Denzel Washington was born in Mt. Vernon, New York, in 1954. His father was an ordained Pentecostal minister, and his mother operated a beauty parlor. The day he turned six, Washington joined the Mt. Vernon Boys and Girls Club. He remained an active member for the next 12 years. Washington credits the lessons learned at that club with helping him to stay out of trouble. He began working at 11, helping to sweep the floors in his mother’s beauty shop.
After graduating from high school, he had his career sights set on medicine when he attended New York’s Fordham University. He played basketball at Fordham, and during a summer vacation, he worked as a camp counselor for the Boys Club. While at camp, he participated in a theater production, which he enjoyed so much that he changed his major upon returning to school in the fall. He sought out one of Fordham’s leading drama professors, Robinson Stone, to learn as much as he could about his new passion. He graduated in 1977 with a degree in drama and journalism.

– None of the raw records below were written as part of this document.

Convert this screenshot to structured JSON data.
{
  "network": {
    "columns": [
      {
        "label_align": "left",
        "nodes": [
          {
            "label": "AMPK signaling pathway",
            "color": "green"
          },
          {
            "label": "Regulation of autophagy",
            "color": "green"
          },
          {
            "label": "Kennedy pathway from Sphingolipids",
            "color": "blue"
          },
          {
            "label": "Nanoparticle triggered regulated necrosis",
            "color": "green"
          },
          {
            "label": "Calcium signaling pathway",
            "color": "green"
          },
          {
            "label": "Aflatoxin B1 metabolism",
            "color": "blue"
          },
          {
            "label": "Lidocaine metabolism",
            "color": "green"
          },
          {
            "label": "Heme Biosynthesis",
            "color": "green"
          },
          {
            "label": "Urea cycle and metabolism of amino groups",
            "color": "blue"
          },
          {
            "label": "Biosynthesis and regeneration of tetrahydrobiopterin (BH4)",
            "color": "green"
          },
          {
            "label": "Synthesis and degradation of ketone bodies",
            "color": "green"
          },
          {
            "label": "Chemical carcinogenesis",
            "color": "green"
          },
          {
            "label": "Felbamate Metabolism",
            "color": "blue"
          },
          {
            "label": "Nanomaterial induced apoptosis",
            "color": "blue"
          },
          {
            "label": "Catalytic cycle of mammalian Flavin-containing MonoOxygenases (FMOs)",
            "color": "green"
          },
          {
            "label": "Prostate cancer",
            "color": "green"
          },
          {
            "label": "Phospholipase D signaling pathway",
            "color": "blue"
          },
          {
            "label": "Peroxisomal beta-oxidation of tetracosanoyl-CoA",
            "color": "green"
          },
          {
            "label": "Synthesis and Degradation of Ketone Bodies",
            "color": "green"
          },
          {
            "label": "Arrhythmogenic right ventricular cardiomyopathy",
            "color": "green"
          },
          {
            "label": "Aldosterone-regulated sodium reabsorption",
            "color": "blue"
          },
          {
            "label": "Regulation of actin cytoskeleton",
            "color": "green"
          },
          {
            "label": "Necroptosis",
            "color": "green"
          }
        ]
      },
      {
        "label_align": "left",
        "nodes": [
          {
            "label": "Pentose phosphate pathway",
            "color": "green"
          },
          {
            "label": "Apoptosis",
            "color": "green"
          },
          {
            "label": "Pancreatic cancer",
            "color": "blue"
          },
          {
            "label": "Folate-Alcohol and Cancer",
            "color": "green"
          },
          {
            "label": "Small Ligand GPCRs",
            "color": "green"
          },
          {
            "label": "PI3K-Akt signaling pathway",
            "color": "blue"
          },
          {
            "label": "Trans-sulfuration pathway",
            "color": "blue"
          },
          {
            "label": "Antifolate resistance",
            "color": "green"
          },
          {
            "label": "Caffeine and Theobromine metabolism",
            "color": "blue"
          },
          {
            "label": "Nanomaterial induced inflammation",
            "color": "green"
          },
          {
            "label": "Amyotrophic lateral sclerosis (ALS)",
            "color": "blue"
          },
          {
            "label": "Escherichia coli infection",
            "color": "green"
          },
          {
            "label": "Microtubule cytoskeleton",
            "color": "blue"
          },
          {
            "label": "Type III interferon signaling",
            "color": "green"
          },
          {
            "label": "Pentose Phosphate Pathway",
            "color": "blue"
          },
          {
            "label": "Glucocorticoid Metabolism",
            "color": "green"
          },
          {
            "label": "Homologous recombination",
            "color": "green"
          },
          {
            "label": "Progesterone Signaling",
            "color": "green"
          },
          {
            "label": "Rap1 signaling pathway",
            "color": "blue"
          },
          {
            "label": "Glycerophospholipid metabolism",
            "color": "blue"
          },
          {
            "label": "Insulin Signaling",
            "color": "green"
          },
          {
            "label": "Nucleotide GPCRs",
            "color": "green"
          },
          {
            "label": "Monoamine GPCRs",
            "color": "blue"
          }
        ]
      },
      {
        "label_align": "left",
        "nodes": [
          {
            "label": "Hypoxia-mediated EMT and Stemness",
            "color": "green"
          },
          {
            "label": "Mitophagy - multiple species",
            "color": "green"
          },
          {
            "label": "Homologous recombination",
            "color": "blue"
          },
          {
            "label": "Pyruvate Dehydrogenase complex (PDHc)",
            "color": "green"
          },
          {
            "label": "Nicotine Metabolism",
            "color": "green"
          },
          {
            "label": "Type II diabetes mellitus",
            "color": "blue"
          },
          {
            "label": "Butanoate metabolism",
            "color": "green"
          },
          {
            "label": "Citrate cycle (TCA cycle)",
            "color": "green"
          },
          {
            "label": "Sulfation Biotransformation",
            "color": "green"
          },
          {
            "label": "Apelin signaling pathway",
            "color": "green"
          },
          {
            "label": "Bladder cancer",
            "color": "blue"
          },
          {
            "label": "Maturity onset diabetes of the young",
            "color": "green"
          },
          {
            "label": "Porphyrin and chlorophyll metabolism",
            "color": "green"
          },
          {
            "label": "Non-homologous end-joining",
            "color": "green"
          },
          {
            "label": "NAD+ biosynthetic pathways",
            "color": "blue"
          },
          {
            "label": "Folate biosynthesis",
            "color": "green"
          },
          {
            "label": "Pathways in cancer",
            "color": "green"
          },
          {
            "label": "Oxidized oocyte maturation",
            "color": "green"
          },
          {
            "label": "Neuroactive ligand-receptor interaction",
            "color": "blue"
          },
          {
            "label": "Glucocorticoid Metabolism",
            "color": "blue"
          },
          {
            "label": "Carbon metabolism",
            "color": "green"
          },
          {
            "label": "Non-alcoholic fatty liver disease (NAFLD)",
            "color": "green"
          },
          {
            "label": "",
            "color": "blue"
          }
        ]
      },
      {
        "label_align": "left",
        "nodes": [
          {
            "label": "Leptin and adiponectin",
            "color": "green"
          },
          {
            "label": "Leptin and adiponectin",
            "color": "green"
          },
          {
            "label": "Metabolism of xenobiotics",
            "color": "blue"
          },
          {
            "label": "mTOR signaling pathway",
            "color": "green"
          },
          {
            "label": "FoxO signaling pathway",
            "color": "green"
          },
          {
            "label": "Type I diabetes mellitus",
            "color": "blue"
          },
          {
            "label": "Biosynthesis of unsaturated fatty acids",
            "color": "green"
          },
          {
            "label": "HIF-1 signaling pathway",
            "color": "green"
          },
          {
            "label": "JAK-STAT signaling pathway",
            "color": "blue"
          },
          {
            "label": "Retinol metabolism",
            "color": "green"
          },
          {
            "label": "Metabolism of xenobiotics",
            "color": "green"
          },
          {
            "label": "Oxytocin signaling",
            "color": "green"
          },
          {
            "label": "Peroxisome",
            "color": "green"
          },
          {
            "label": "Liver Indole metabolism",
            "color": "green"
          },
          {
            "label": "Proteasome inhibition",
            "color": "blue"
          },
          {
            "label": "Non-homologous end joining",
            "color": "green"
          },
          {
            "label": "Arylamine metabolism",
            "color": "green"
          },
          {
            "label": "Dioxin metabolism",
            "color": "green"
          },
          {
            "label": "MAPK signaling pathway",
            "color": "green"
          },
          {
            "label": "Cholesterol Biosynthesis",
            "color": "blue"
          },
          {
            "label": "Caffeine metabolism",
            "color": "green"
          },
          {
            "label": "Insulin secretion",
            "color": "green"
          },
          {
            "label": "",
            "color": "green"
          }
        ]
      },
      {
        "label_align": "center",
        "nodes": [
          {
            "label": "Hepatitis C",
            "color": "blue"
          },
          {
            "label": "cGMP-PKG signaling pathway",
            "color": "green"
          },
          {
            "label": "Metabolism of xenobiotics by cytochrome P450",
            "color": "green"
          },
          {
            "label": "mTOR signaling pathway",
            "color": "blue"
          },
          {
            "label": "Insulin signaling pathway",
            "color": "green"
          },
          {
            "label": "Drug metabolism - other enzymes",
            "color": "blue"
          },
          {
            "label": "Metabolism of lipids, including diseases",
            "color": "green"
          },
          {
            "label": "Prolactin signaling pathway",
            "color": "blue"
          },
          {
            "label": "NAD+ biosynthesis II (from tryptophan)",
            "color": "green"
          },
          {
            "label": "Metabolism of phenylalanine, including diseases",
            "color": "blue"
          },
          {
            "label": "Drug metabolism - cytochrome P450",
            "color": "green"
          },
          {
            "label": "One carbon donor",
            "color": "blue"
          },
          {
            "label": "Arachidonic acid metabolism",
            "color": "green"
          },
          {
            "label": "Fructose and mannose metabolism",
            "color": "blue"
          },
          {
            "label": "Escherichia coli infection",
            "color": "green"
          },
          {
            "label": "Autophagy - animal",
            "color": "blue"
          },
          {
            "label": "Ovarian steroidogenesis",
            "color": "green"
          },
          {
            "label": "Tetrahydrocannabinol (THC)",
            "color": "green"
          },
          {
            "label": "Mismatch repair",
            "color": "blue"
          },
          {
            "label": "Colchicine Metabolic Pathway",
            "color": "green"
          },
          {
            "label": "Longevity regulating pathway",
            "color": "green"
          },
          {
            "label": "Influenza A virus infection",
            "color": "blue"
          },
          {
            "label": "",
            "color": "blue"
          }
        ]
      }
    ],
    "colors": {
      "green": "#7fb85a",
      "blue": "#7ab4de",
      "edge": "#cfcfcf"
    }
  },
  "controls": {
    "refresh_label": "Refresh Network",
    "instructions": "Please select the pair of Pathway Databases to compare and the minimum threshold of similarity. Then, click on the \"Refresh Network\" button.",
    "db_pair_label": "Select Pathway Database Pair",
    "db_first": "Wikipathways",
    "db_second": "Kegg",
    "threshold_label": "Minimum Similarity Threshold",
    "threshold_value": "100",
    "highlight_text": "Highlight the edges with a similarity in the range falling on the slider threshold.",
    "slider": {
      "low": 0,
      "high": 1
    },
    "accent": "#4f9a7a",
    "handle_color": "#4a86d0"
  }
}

With the help of a scholarship, Washington went to San Francisco to study at the prestigious American Conservatory Theatre. Following an intensive year of study, he returned to New York.
Washington’s professional theater career began with Joseph Papp’s and was quickly followed by several off-Broadway productions, including Where the Chickens Came Home to Roost (in which he portrayed Malcolm X), Othello, and A Soldier’s Play (for which he won an Obie Award).
He was discovered by Hollywood when he was cast in 1979 in the made-for-television film Flesh and Blood. Next, he was cast in the popular NBC television series St. Elsewhere. In 1987, he starred as anti-apartheid activist Steve Biko in Cry Freedom, for which he earned a Best Supporting Actor Oscar nomination. Two years later, he won an Oscar for Best Supporting Actor for playing a defiant, ex-slave in the film Glory.
One of Washington’s most critically acclaimed roles came in the 1992 film, Malcolm X. This film transformed his career, making Washington one of Hollywood’s most respected actors. He became a renowned leading man and went on to star in The Pelican Brief, Philadelphia, Crimson Tide, Courage Under Fire, The Preacher’s Wife, The Siege, The Bone Collector, Remember the Titans, Man on Fire, The Manchurian Candidate, Inside Man, American Gangster, The Great Debaters, and many more.
His performance in The Hurricane—a movie released in 1999 about boxer Rubin Carter—earned him an Oscar nomination for Best Actor. In 2001, he won Best Actor for Training Day.
In 2000, Washington produced the HBO documentary Half Past Autumn: The Life and Works of Gordon Parks, which was nominated for two Emmy Awards. He was also executive producer of Hank Aaron: Chasing the Dream, a documentary for TBS, which was also nominated for an Emmy. In 2002, Washington made his feature film directorial debut with Antwone Fisher.
In 2006, he wrote and published a bestseller titled Hand to Guide Me, featuring actors, politicians, athletes, and other public figures recalling their childhood mentors. The book commemorated the centennial of the Boys and Girls Clubs of America, a group for which Washington has served as spokesman.